Sunset Boulevard, Andrew Lloyd Webber’s Broadway musical version of Billy Wilder’s 1950s film, is well-known. Few people realize, however, that Gloria Swanson was the one who came up with the idea for the adaption.
Swanson plays Norma Desmond, an old and neurotic silent movie actress in Wilder’s first film noir. Swanson’s Desmond enlists the help of William Holden’s Joe Gillis, a gorgeous new screenwriter, to help her revive her career.
Swanson took on the adaptation project with Dickson Hughes and Richard Stapley, who were a couple at the time, five years after acting as Desmond. When a weird love triangle between the trio derailed their project, they were almost completed creating the book and score. Despite the fact that Swanson, Stapley, and Hughes are no longer alive, director Jeffrey Schwarz dug deep into the past to find out what happened to the musical that never was.
Arriving at the Concept
As a major fan of Wilder’s Sunset Boulevard, Schwarz claimed that he read Sam Staggs’ Close-Up On Sunset Boulevard to get the idea for a documentary. The book details the production of the picture, including the scripting, casting, and filming, as well as how the film was almost rejected by Paramount. During his interview with Queertv Guru, he claimed that he read a chapter in the book about the musical, which piqued his interest because few people were aware of it.
As he studied more about the musical, he realized that it was less about Swanson and more about the people around him. He was inspired to work on the musical because he thought the stories behind it had the makings of a fantastic queer love story.
For Schwarz, whose films normally focus on iconic queer figures, this documentary was unique in that it told the tales of three different persons for the first time. The documentary, which had been in the works for eight years, had its world premiere on August 17 at Outfest.
‘Boulevard! A Hollywood Story’: The Plot
The filmmaker learns about the trail of players who were involved in the making of Boulevard through thorough investigation. Schwarz obtained documented interviews from lyricists and composers and learned what happened, despite the fact that the musical never made it to the stage.
The documentary’s first half focuses on Swanson and her rise to become Hollywood’s highest-paid actress during the silent cinema era, as well as her dramatic role as the forgotten movie star. Swanson, according to Schwarz, enjoyed being videotaped and interviewed but never mentioned the musical, despite the fact that she retained all of the letters, sheet music, and test recordings that she, Stapley, and Hughes created for it.
Another segment of the film focuses on Richard Stapley, a gay man in the 1950s who had a queer love affair. According to Deadline, the film is “a piece of entertainment history as well as cultural and LGBTQ+ history.” The documentary also delves into the trio’s love triangle. According to Director Schwarz,

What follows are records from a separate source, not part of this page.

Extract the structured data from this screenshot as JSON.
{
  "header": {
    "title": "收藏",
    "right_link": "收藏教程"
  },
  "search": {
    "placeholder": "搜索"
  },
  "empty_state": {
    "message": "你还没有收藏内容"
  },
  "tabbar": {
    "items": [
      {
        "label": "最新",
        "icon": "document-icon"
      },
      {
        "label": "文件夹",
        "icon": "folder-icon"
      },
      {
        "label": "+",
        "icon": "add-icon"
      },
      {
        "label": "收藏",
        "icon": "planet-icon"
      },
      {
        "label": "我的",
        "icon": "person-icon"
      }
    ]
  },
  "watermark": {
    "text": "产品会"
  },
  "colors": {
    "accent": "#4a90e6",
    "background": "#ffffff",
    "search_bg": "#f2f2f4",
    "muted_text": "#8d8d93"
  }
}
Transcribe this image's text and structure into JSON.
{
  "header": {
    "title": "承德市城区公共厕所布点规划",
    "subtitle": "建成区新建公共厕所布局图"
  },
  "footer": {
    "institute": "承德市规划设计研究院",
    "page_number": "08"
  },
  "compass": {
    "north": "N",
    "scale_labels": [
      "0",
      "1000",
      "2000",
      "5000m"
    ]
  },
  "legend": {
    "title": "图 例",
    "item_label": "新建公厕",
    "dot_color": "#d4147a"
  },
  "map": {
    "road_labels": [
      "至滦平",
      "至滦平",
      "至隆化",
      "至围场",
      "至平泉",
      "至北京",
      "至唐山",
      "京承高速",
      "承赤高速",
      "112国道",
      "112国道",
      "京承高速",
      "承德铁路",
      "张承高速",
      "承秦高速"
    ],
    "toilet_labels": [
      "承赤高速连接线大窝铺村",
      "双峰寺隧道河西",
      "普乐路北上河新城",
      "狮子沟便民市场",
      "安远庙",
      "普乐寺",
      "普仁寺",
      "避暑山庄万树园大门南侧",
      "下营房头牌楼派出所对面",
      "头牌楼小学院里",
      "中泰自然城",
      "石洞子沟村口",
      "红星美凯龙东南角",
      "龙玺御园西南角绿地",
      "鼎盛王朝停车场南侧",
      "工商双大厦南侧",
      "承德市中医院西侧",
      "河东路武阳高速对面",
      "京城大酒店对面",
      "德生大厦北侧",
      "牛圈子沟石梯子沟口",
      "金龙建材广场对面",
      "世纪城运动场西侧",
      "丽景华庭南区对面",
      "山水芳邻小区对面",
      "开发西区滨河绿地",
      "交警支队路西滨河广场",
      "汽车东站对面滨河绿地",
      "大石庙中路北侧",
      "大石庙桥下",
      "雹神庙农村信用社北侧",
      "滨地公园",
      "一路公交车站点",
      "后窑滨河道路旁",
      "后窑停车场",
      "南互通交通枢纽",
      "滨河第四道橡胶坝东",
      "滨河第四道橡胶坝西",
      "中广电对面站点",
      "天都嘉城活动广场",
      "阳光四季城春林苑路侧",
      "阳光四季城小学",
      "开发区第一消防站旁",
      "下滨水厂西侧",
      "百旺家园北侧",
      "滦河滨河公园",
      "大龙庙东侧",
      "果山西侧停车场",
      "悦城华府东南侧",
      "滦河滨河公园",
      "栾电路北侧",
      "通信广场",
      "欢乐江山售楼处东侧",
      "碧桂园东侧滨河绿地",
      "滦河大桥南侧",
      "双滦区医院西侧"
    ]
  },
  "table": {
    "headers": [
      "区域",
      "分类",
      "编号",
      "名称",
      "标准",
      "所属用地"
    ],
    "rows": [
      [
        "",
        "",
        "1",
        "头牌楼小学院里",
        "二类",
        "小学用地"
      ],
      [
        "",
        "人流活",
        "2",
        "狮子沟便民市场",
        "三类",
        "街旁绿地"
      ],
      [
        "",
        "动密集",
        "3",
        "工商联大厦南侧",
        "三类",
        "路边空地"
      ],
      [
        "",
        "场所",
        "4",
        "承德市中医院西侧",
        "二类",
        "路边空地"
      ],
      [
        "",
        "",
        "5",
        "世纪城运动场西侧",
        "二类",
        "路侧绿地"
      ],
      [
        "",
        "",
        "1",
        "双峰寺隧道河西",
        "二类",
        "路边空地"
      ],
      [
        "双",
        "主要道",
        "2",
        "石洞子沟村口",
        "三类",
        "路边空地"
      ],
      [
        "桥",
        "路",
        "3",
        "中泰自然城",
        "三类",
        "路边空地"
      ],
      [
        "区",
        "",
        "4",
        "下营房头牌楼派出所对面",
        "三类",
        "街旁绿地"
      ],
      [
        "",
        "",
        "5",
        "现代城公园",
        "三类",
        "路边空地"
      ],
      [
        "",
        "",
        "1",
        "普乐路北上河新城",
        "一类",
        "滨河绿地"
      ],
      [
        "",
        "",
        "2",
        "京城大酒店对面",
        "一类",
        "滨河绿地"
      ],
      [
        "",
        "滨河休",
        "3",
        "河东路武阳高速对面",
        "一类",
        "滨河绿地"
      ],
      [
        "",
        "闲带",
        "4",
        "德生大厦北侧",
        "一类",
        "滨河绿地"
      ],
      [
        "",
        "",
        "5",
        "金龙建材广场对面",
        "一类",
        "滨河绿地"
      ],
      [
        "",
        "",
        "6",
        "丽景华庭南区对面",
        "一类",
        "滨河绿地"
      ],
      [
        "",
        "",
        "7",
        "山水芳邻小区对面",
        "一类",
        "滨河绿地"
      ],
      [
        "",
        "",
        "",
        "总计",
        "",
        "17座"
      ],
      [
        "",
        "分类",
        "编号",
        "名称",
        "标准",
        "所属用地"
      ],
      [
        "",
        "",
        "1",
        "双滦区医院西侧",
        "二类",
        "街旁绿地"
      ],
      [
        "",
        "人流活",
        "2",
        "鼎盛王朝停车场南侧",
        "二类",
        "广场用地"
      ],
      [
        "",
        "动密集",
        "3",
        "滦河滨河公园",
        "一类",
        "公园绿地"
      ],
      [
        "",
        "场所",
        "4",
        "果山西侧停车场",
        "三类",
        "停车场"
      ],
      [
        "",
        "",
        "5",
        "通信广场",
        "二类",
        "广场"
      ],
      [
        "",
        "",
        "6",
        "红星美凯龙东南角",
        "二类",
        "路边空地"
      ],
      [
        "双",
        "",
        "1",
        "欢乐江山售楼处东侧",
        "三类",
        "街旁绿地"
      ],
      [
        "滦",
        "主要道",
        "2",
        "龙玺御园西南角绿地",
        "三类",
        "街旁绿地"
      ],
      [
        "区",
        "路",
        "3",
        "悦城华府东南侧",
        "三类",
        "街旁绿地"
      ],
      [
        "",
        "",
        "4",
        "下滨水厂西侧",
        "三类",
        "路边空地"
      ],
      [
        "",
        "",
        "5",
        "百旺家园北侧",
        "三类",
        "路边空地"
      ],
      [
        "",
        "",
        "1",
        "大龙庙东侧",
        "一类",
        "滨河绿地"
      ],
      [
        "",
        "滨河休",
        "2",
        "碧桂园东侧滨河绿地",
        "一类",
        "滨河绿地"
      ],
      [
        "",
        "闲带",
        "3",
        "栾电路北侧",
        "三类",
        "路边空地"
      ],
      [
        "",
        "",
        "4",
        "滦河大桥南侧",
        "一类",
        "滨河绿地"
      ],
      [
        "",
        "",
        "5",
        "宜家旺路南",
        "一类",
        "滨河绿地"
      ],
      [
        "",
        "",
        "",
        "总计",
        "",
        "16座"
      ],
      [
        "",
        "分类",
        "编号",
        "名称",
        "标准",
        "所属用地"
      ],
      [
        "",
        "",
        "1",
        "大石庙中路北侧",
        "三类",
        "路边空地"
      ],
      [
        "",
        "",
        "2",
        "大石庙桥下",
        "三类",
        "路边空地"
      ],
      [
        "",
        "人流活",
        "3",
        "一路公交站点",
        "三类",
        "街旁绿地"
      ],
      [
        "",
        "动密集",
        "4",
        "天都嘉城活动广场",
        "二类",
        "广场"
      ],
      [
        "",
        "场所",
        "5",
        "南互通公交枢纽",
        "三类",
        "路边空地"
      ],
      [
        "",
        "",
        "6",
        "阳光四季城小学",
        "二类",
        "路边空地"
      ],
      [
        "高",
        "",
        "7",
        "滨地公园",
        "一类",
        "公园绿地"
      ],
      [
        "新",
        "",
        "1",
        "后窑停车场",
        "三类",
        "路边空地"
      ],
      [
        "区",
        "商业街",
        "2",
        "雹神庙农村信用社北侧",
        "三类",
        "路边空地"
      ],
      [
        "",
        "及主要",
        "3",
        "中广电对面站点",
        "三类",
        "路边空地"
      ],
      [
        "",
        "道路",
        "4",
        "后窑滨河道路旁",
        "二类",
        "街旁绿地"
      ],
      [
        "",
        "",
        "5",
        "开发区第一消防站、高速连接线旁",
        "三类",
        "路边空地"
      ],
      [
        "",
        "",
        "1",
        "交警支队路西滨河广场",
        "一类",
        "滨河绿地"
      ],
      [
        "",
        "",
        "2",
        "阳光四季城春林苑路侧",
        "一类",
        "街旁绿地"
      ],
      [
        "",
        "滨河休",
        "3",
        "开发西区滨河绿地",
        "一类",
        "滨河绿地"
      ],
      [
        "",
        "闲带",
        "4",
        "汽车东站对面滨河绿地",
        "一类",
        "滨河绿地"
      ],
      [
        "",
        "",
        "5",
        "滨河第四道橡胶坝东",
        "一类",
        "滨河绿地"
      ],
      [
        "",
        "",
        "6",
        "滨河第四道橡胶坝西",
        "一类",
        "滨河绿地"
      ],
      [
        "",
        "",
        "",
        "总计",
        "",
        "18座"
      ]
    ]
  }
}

Gloria, Richard Stapley, and Dickson Hughes form a love triangle in our film. Gloria developed feelings for Richard Stapley during the creation of the musical, much like she did in the film.